**Description of the task**.
In the listing below, count every line that contains "circle". Give nothing but the number.

**Material for the task**.

++++++++++

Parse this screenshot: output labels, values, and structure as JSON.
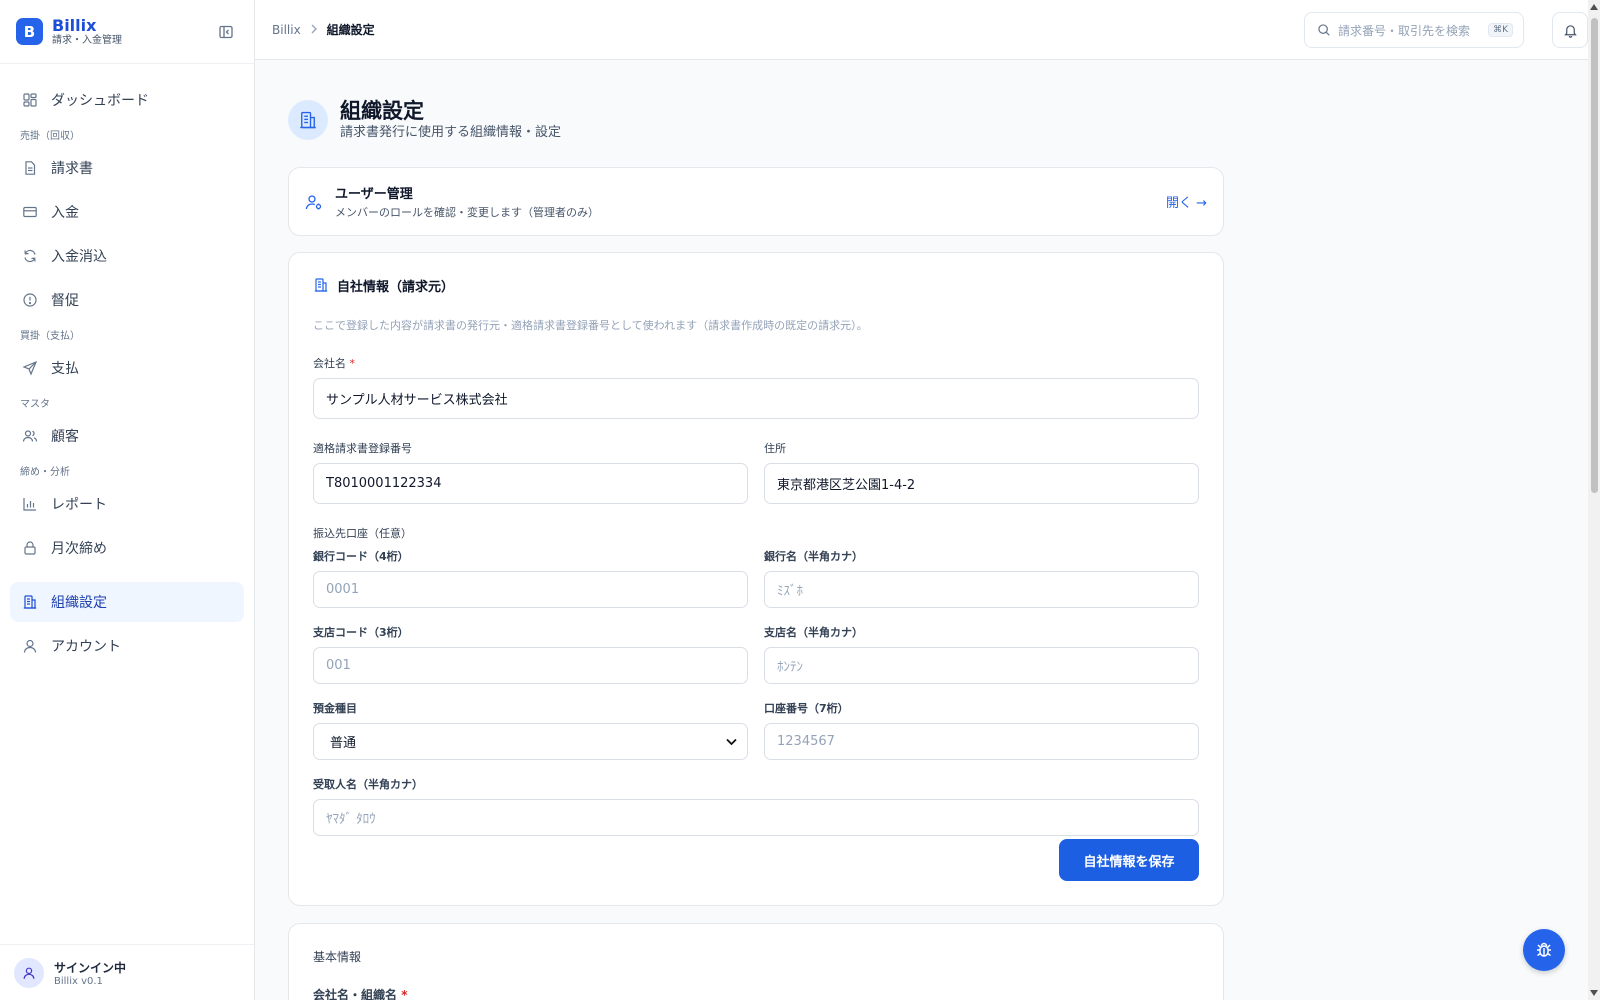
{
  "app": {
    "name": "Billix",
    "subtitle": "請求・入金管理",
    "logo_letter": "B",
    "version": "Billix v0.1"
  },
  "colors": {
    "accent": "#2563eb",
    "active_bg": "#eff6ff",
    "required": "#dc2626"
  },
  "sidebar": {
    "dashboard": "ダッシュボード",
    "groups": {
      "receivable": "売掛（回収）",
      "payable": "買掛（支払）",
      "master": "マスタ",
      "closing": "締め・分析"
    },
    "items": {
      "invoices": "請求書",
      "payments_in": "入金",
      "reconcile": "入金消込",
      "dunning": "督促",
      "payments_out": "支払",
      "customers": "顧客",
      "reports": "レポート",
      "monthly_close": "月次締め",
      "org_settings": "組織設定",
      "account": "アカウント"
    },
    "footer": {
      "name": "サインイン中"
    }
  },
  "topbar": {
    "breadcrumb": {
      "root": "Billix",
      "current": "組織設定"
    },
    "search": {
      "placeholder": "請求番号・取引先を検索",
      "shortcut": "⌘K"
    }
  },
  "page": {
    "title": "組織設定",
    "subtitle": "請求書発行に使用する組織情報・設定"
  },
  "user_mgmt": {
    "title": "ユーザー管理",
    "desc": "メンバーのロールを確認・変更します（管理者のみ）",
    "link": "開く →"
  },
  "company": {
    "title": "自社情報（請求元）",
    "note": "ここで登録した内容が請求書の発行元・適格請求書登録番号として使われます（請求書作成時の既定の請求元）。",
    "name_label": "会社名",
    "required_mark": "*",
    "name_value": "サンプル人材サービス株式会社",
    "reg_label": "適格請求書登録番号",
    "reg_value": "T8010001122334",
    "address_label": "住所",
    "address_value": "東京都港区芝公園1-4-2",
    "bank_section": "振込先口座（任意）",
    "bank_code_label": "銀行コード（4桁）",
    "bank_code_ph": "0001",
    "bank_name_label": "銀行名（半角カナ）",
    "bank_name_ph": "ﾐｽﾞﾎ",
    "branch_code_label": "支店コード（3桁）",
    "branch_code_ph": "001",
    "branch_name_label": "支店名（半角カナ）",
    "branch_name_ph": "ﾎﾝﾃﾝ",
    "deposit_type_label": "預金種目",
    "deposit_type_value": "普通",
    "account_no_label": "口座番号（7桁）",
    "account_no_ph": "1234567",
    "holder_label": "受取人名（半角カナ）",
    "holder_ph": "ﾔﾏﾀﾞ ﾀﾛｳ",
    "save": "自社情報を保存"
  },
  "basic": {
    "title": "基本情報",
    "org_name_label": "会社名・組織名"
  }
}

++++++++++

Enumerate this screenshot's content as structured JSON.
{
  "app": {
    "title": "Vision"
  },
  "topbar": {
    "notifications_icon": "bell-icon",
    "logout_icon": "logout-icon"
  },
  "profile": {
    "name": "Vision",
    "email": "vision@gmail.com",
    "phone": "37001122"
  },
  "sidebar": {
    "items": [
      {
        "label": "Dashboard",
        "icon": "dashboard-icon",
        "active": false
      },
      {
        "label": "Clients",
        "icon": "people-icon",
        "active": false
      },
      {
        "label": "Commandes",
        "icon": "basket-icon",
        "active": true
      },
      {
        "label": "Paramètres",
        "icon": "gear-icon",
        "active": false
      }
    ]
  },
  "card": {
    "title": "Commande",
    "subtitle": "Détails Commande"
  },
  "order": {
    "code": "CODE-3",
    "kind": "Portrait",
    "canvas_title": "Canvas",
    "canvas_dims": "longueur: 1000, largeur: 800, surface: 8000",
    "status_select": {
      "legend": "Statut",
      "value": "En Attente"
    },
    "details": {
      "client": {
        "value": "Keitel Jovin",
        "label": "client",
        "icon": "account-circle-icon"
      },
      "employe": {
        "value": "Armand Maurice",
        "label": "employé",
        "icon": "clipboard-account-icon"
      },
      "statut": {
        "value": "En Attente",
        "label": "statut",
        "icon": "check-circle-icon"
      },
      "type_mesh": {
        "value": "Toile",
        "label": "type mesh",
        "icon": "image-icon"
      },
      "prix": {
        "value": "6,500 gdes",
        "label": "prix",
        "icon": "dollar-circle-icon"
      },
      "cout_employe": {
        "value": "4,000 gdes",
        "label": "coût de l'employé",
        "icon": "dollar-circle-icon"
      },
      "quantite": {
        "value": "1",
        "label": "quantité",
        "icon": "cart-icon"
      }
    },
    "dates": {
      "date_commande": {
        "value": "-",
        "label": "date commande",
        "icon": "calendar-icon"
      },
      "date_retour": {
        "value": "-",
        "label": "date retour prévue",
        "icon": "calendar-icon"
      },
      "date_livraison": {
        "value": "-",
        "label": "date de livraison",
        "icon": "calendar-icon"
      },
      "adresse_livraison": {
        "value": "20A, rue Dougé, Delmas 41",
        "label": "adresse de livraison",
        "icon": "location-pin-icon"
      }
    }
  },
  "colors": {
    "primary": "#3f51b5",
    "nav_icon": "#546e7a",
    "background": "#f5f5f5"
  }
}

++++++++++

**Response area**.
4